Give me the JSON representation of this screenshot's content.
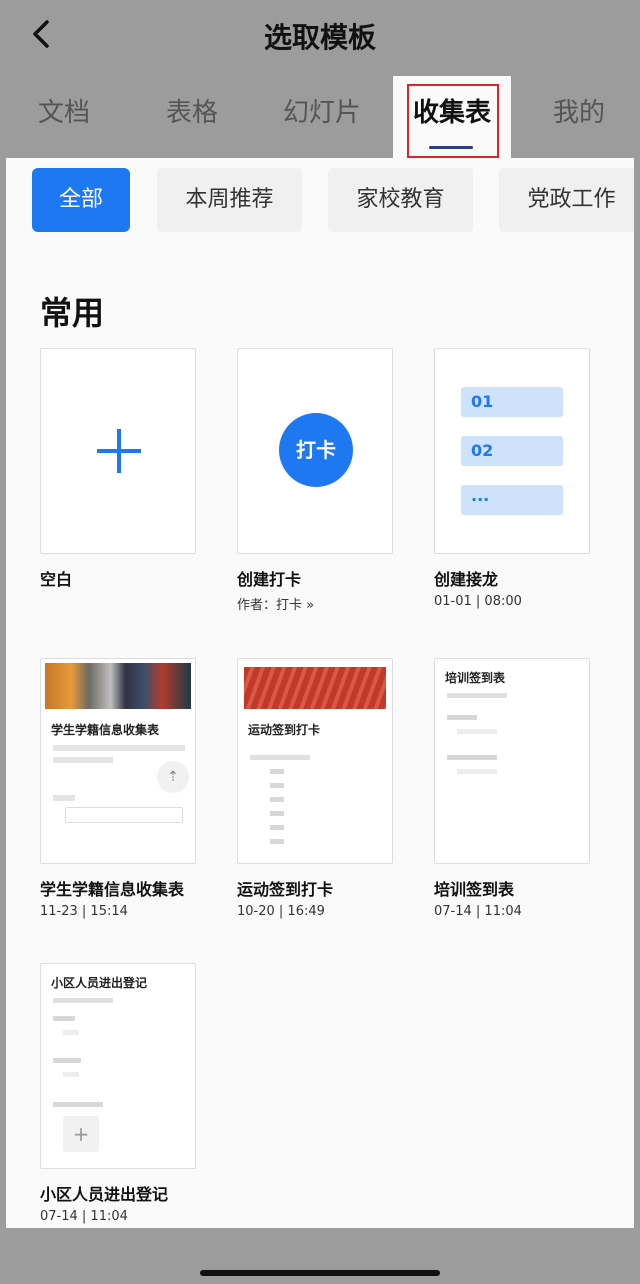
{
  "header": {
    "title": "选取模板"
  },
  "tabs": [
    {
      "label": "文档"
    },
    {
      "label": "表格"
    },
    {
      "label": "幻灯片"
    },
    {
      "label": "收集表"
    },
    {
      "label": "我的"
    }
  ],
  "chips": [
    {
      "label": "全部"
    },
    {
      "label": "本周推荐"
    },
    {
      "label": "家校教育"
    },
    {
      "label": "党政工作"
    }
  ],
  "section": {
    "title": "常用"
  },
  "templates": [
    {
      "name": "空白",
      "meta": ""
    },
    {
      "name": "创建打卡",
      "meta": "作者：打卡 »",
      "badge": "打卡"
    },
    {
      "name": "创建接龙",
      "meta": "01-01 | 08:00",
      "items": [
        "01",
        "02",
        "···"
      ]
    },
    {
      "name": "学生学籍信息收集表",
      "meta": "11-23 | 15:14"
    },
    {
      "name": "运动签到打卡",
      "meta": "10-20 | 16:49"
    },
    {
      "name": "培训签到表",
      "meta": "07-14 | 11:04"
    },
    {
      "name": "小区人员进出登记",
      "meta": "07-14 | 11:04"
    }
  ],
  "colors": {
    "accent": "#1d78f2",
    "highlight_box": "#d8262b",
    "tab_underline": "#2e3a8a"
  }
}
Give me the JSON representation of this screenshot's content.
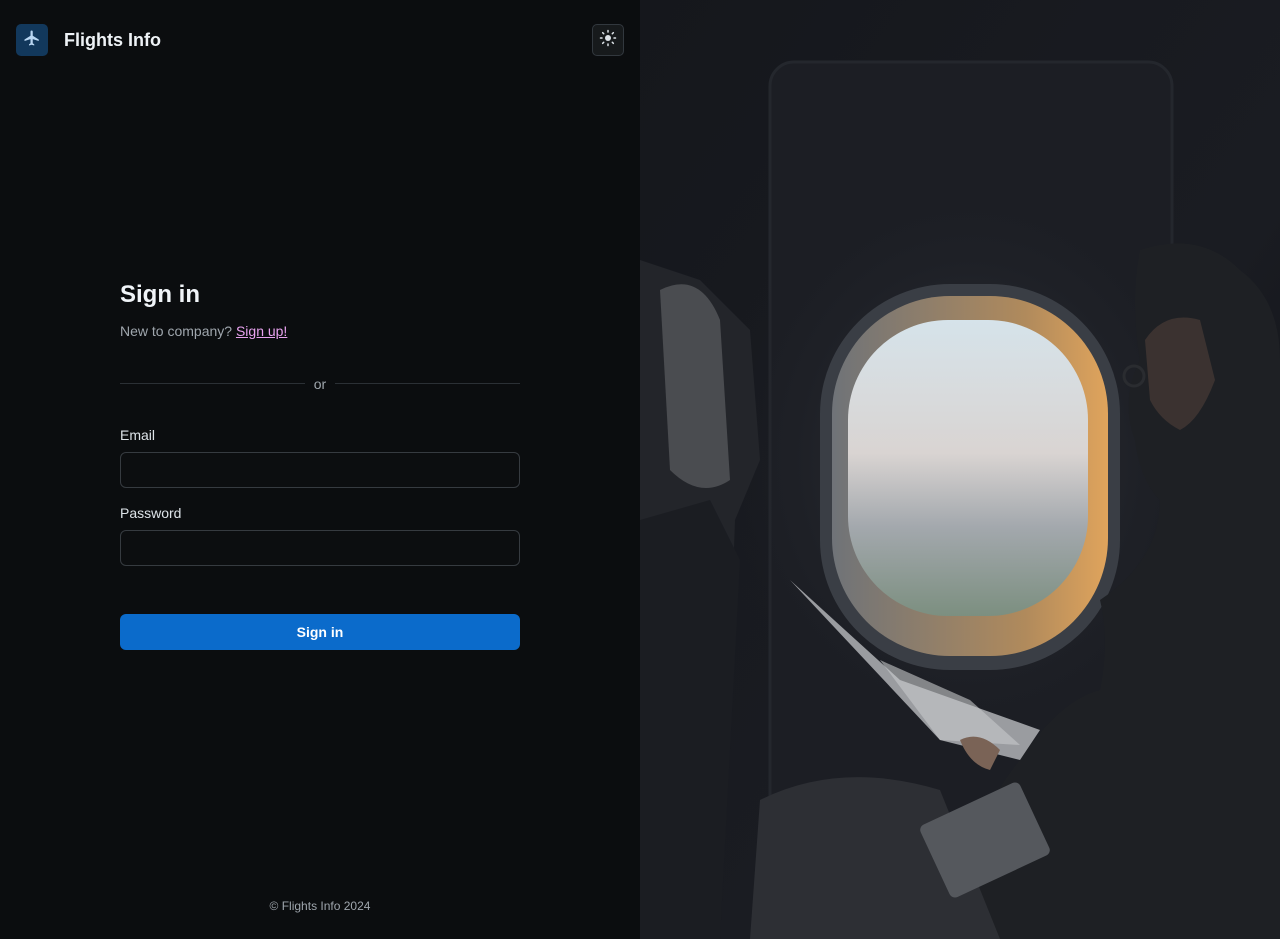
{
  "header": {
    "brand": "Flights Info",
    "logo_icon": "plane-icon",
    "theme_toggle_icon": "sun-icon"
  },
  "signin": {
    "title": "Sign in",
    "prompt": "New to company?",
    "signup_link": "Sign up!",
    "divider_text": "or",
    "email_label": "Email",
    "email_value": "",
    "password_label": "Password",
    "password_value": "",
    "submit_label": "Sign in"
  },
  "footer": {
    "copyright": "© Flights Info 2024"
  },
  "colors": {
    "accent": "#0b6bcb",
    "link": "#e8a2ef",
    "background": "#0b0d0f",
    "logo_bg": "#12385c"
  }
}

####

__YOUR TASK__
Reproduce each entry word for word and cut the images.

__RESULT OF THIS EXERCISE__
Give me the JSON representation of this screenshot's content.
{
  "header": {
    "title": "选取模板"
  },
  "tabs": [
    {
      "label": "文档"
    },
    {
      "label": "表格"
    },
    {
      "label": "幻灯片"
    },
    {
      "label": "收集表"
    },
    {
      "label": "我的"
    }
  ],
  "chips": [
    {
      "label": "全部"
    },
    {
      "label": "本周推荐"
    },
    {
      "label": "家校教育"
    },
    {
      "label": "党政工作"
    }
  ],
  "section": {
    "title": "常用"
  },
  "templates": [
    {
      "name": "空白",
      "meta": ""
    },
    {
      "name": "创建打卡",
      "meta": "作者：打卡 »",
      "badge": "打卡"
    },
    {
      "name": "创建接龙",
      "meta": "01-01 | 08:00",
      "items": [
        "01",
        "02",
        "···"
      ]
    },
    {
      "name": "学生学籍信息收集表",
      "meta": "11-23 | 15:14"
    },
    {
      "name": "运动签到打卡",
      "meta": "10-20 | 16:49"
    },
    {
      "name": "培训签到表",
      "meta": "07-14 | 11:04"
    },
    {
      "name": "小区人员进出登记",
      "meta": "07-14 | 11:04"
    }
  ],
  "colors": {
    "accent": "#1d78f2",
    "highlight_box": "#d8262b",
    "tab_underline": "#2e3a8a"
  }
}
Give me the JSON representation of this screenshot's content.
{
  "header": {
    "brand": "Flights Info",
    "logo_icon": "plane-icon",
    "theme_toggle_icon": "sun-icon"
  },
  "signin": {
    "title": "Sign in",
    "prompt": "New to company?",
    "signup_link": "Sign up!",
    "divider_text": "or",
    "email_label": "Email",
    "email_value": "",
    "password_label": "Password",
    "password_value": "",
    "submit_label": "Sign in"
  },
  "footer": {
    "copyright": "© Flights Info 2024"
  },
  "colors": {
    "accent": "#0b6bcb",
    "link": "#e8a2ef",
    "background": "#0b0d0f",
    "logo_bg": "#12385c"
  }
}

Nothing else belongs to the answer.